It doesn’t appear if stopping sprawl is one of Lake Elmo’s primary goals; the town merely wants to maintain rural character and charm. Over the last two decades, Lake Elmo seems unfazed by sprawl happening elsewhere – they just didn’t want it in their backyard. In reading the article, you’ll discover that Lake Elmo did created an unfortunate zoning code that favors one home per 2 acres, which can be classified as ‘rural sprawl’. Yet, this sprawl never really happened because of the municipality’s unwillingness to extend sewerage lines and more difficult and rigorous approval process. Now , as it stands today, Lake Elmo revised its master plan to promote development near its existing downtown-village-like infrastructure.
The article continues:
Lake Elmo officials have often vowed that their small town would never become “another Woodbury” – saying that the fast-growing city is too commercial and too densely developed.
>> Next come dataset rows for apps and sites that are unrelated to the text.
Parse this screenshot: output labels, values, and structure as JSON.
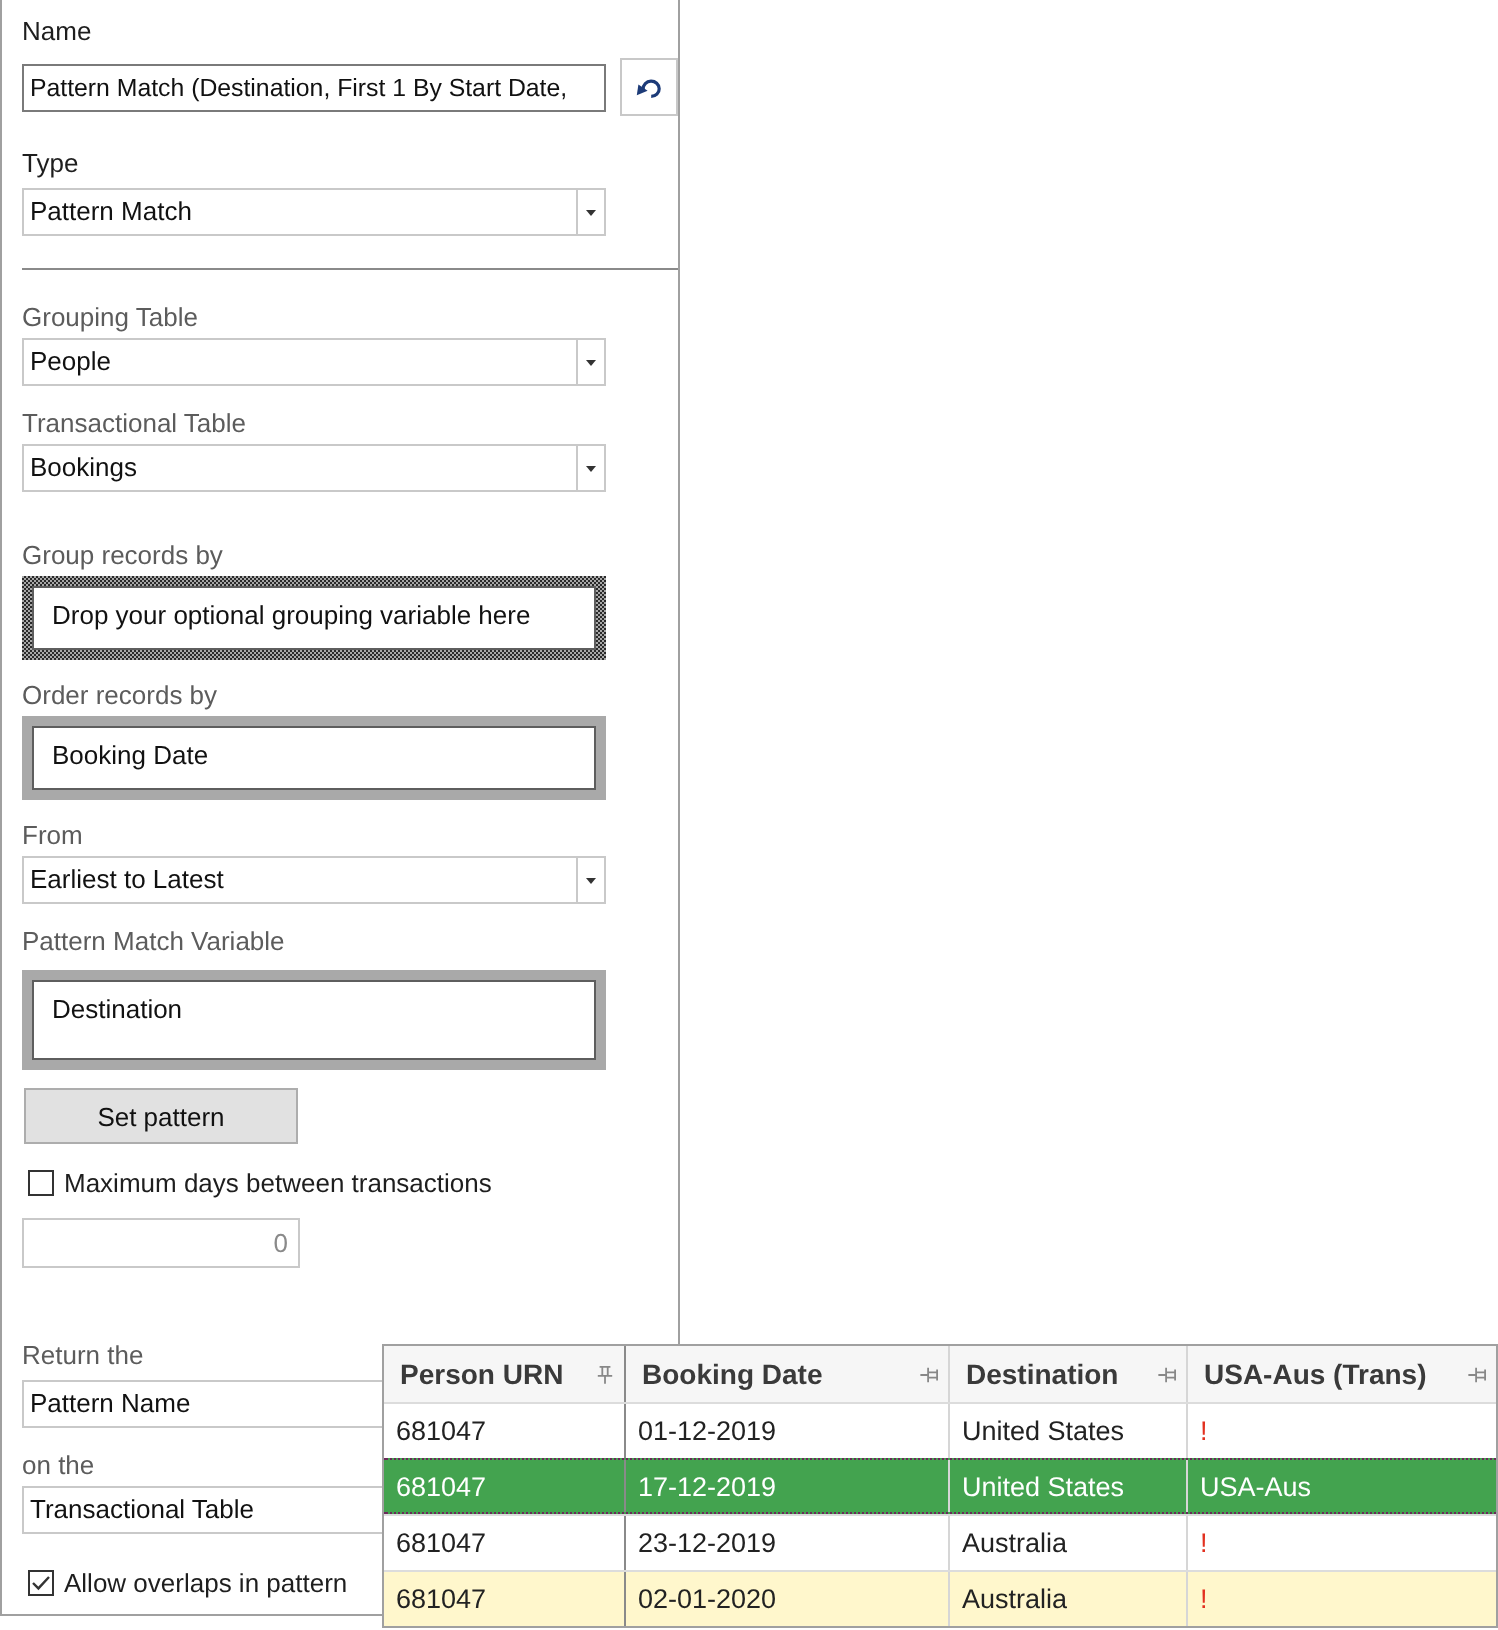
{
  "name": {
    "label": "Name",
    "value": "Pattern Match (Destination, First 1 By Start Date,"
  },
  "type": {
    "label": "Type",
    "value": "Pattern Match"
  },
  "grouping_table": {
    "label": "Grouping Table",
    "value": "People"
  },
  "transactional_table": {
    "label": "Transactional Table",
    "value": "Bookings"
  },
  "group_records_by": {
    "label": "Group records by",
    "placeholder": "Drop your optional grouping variable here"
  },
  "order_records_by": {
    "label": "Order records by",
    "value": "Booking Date"
  },
  "from": {
    "label": "From",
    "value": "Earliest to Latest"
  },
  "pattern_match_variable": {
    "label": "Pattern Match Variable",
    "value": "Destination"
  },
  "set_pattern_button": "Set pattern",
  "max_days": {
    "label": "Maximum days between transactions",
    "checked": false,
    "value": "0",
    "disabled": true
  },
  "return_the": {
    "label": "Return the",
    "value": "Pattern Name"
  },
  "on_the": {
    "label": "on the",
    "value": "Transactional Table"
  },
  "allow_overlaps": {
    "label": "Allow overlaps in pattern",
    "checked": true
  },
  "results_table": {
    "columns": [
      {
        "label": "Person URN",
        "pinned": true
      },
      {
        "label": "Booking Date",
        "pinned": false
      },
      {
        "label": "Destination",
        "pinned": false
      },
      {
        "label": "USA-Aus (Trans)",
        "pinned": false
      }
    ],
    "rows": [
      {
        "cells": [
          "681047",
          "01-12-2019",
          "United States",
          "!"
        ],
        "selected": false,
        "highlighted": false,
        "matched": false
      },
      {
        "cells": [
          "681047",
          "17-12-2019",
          "United States",
          "USA-Aus"
        ],
        "selected": true,
        "highlighted": false,
        "matched": true
      },
      {
        "cells": [
          "681047",
          "23-12-2019",
          "Australia",
          "!"
        ],
        "selected": false,
        "highlighted": false,
        "matched": false
      },
      {
        "cells": [
          "681047",
          "02-01-2020",
          "Australia",
          "!"
        ],
        "selected": false,
        "highlighted": true,
        "matched": false
      }
    ]
  }
}
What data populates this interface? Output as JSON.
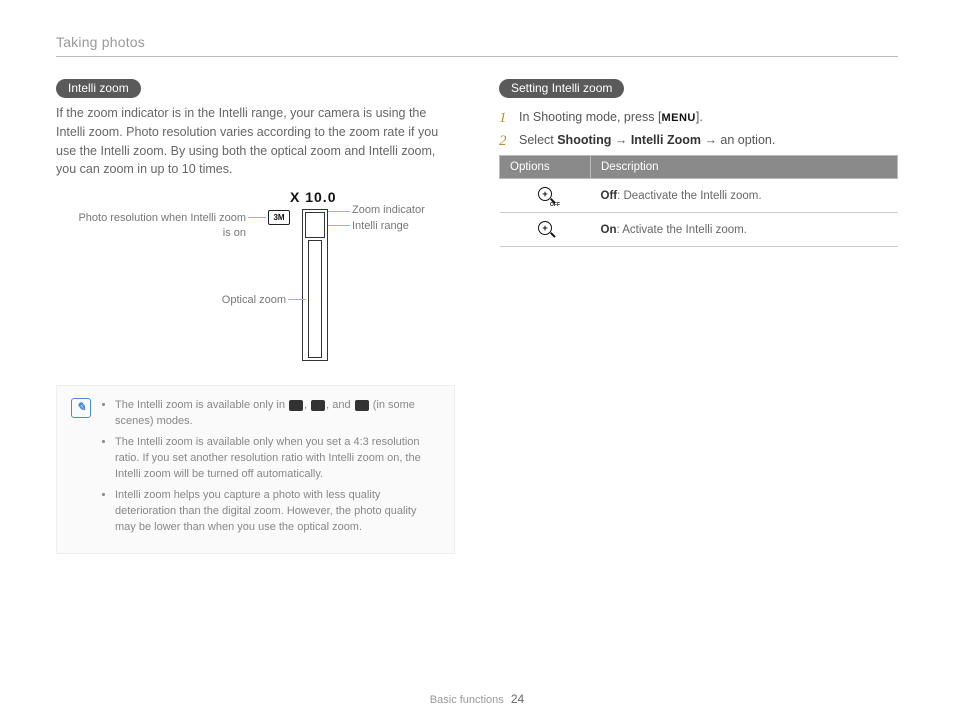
{
  "header": {
    "title": "Taking photos"
  },
  "left": {
    "pill": "Intelli zoom",
    "paragraph": "If the zoom indicator is in the Intelli range, your camera is using the Intelli zoom. Photo resolution varies according to the zoom rate if you use the Intelli zoom. By using both the optical zoom and Intelli zoom, you can zoom in up to 10 times.",
    "diagram": {
      "zoom_value": "X 10.0",
      "res_badge": "3M",
      "callout_resolution": "Photo resolution when Intelli zoom is on",
      "callout_zoom_indicator": "Zoom indicator",
      "callout_intelli_range": "Intelli range",
      "callout_optical_zoom": "Optical zoom"
    },
    "notes": {
      "n1_a": "The Intelli zoom is available only in ",
      "n1_b": ", ",
      "n1_c": ", and ",
      "n1_d": " (in some scenes) modes.",
      "n2": "The Intelli zoom is available only when you set a 4:3 resolution ratio. If you set another resolution ratio with Intelli zoom on, the Intelli zoom will be turned off automatically.",
      "n3": "Intelli zoom helps you capture a photo with less quality deterioration than the digital zoom. However, the photo quality may be lower than when you use the optical zoom."
    }
  },
  "right": {
    "pill": "Setting Intelli zoom",
    "step1_a": "In Shooting mode, press [",
    "step1_menu": "MENU",
    "step1_b": "].",
    "step2_a": "Select ",
    "step2_shooting": "Shooting",
    "step2_arrow1": " → ",
    "step2_intelli": "Intelli Zoom",
    "step2_arrow2": " → ",
    "step2_b": "an option.",
    "table": {
      "h1": "Options",
      "h2": "Description",
      "row1_bold": "Off",
      "row1_rest": ": Deactivate the Intelli zoom.",
      "row2_bold": "On",
      "row2_rest": ": Activate the Intelli zoom."
    }
  },
  "footer": {
    "section": "Basic functions",
    "page": "24"
  }
}
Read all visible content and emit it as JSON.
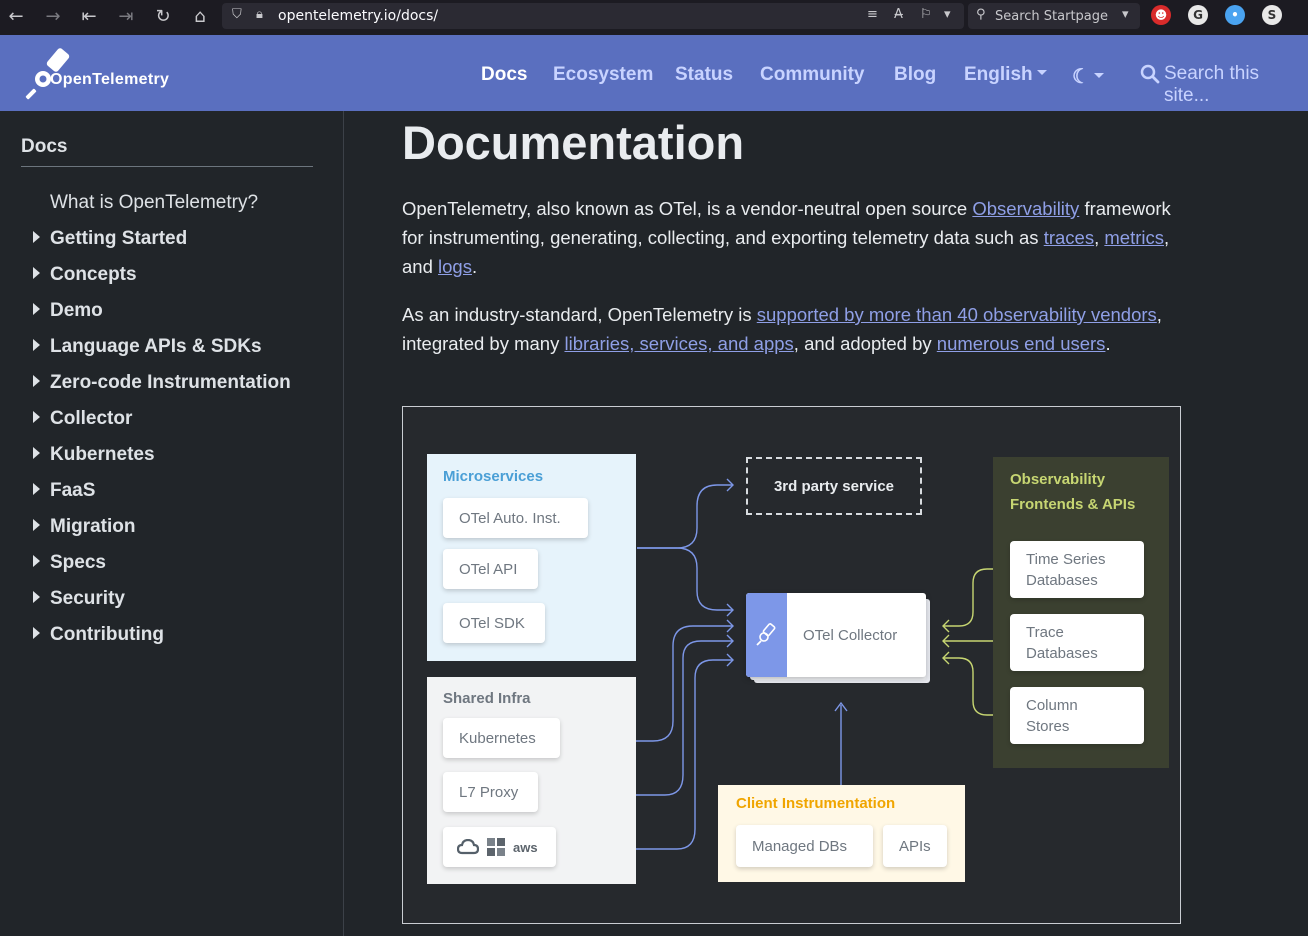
{
  "browser": {
    "url": "opentelemetry.io/docs/",
    "search_placeholder": "Search Startpage"
  },
  "nav": {
    "brand": "OpenTelemetry",
    "links": [
      "Docs",
      "Ecosystem",
      "Status",
      "Community",
      "Blog"
    ],
    "language": "English",
    "search_placeholder": "Search this site..."
  },
  "sidebar": {
    "title": "Docs",
    "items": [
      {
        "label": "What is OpenTelemetry?",
        "expandable": false
      },
      {
        "label": "Getting Started",
        "expandable": true
      },
      {
        "label": "Concepts",
        "expandable": true
      },
      {
        "label": "Demo",
        "expandable": true
      },
      {
        "label": "Language APIs & SDKs",
        "expandable": true
      },
      {
        "label": "Zero-code Instrumentation",
        "expandable": true
      },
      {
        "label": "Collector",
        "expandable": true
      },
      {
        "label": "Kubernetes",
        "expandable": true
      },
      {
        "label": "FaaS",
        "expandable": true
      },
      {
        "label": "Migration",
        "expandable": true
      },
      {
        "label": "Specs",
        "expandable": true
      },
      {
        "label": "Security",
        "expandable": true
      },
      {
        "label": "Contributing",
        "expandable": true
      }
    ]
  },
  "main": {
    "title": "Documentation",
    "p1": {
      "t1": "OpenTelemetry, also known as OTel, is a vendor-neutral open source ",
      "link_observability": "Observability",
      "t2": " framework for instrumenting, generating, collecting, and exporting telemetry data such as ",
      "link_traces": "traces",
      "sep1": ", ",
      "link_metrics": "metrics",
      "sep2": ", and ",
      "link_logs": "logs",
      "end": "."
    },
    "p2": {
      "t1": "As an industry-standard, OpenTelemetry is ",
      "link_vendors": "supported by more than 40 observability vendors",
      "t2": ", integrated by many ",
      "link_libraries": "libraries, services, and apps",
      "t3": ", and adopted by ",
      "link_users": "numerous end users",
      "end": "."
    }
  },
  "diagram": {
    "microservices": {
      "title": "Microservices",
      "items": [
        "OTel Auto. Inst.",
        "OTel API",
        "OTel SDK"
      ]
    },
    "shared_infra": {
      "title": "Shared Infra",
      "items": [
        "Kubernetes",
        "L7 Proxy"
      ],
      "cloud_label": "aws"
    },
    "third_party": "3rd party service",
    "collector": "OTel Collector",
    "client": {
      "title": "Client Instrumentation",
      "items": [
        "Managed DBs",
        "APIs"
      ]
    },
    "frontends": {
      "title_line1": "Observability",
      "title_line2": "Frontends & APIs",
      "items": [
        {
          "l1": "Time Series",
          "l2": "Databases"
        },
        {
          "l1": "Trace",
          "l2": "Databases"
        },
        {
          "l1": "Column",
          "l2": "Stores"
        }
      ]
    },
    "colors": {
      "microservices_bg": "#e6f3fb",
      "microservices_title": "#4a9fd6",
      "infra_bg": "#f2f3f4",
      "infra_title": "#6f7780",
      "client_bg": "#fff8e6",
      "client_title": "#f0a500",
      "frontends_bg": "#3b4030",
      "frontends_title": "#c7d672",
      "wire_blue": "#7d97e8",
      "wire_green": "#c7d672",
      "collector_accent": "#7d97e8"
    }
  }
}
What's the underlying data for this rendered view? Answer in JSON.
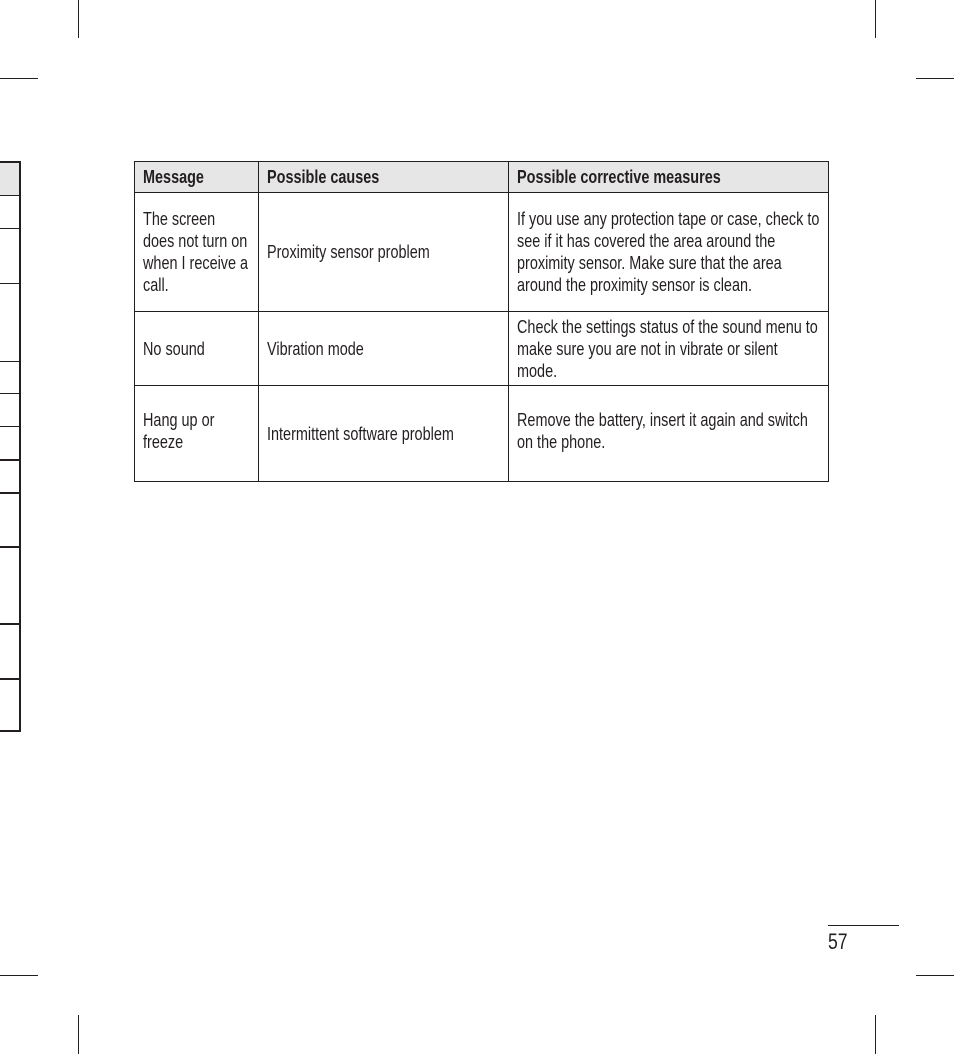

But landowner Nass thinks otherwise.
“I wish we were like another Woodbury,” Nass said. “Woodbury is successful, to my way of thinking.”
Interesting. He wishes it were like another Woodbury? When someone mentions Woodbury, I think of this:
Epic sprawl. Large roads. Malls. Big boxes. Underwater mortgages, and I can’t help but think the Arcade Fire specifically sings about Woodbury. Lake Elmo on the other hand is pastoral, pleasant, scenic, appropriately-scaled to a rural economy and has a walkable small-town downtown residential neighborhood. It has interesting buildings and working farms. For me, Lake Elmo is a place. Woodbury isn’t.
Let’s bring it around to how this article started, with a quote:
Critics say Lake Elmo’s anti-growth bias is obvious when you look at what’s happened in neighboring cities. Those neighbors have eagerly welcomed malls, factories, offices.
Is Lake Elmo “anti-growth”?
Not really. The town just wants growth in the right places. And can you fault them? Certainly, this country doesn’t need another Woodbury.
If Lake Elmo’s critics would have spent 15 minutes glancing over the town’s master plan, they would’ve realized numerous parcels of land are available for commercial, mixed-use and single-family home developments. To developers frustration, it just so happens, none of these places happen to be along the interstate and none of them will allow them to put up a cinder-block box.
This isn’t to say Lake Elmo is a utopia. It’s not perfect, and there is no question in my mind that the town’s restrictive regulations did result in leap frog sprawl that now extends into Wisconsin (and may need a new, expensive bridge to accommodate). Yet, the damage is done. Damage has been halted by a housing / financial / jobs crisis. The sprawl is not likely to be built anytime soon; and unfortunately, neither is Lake Elmo’s master plan.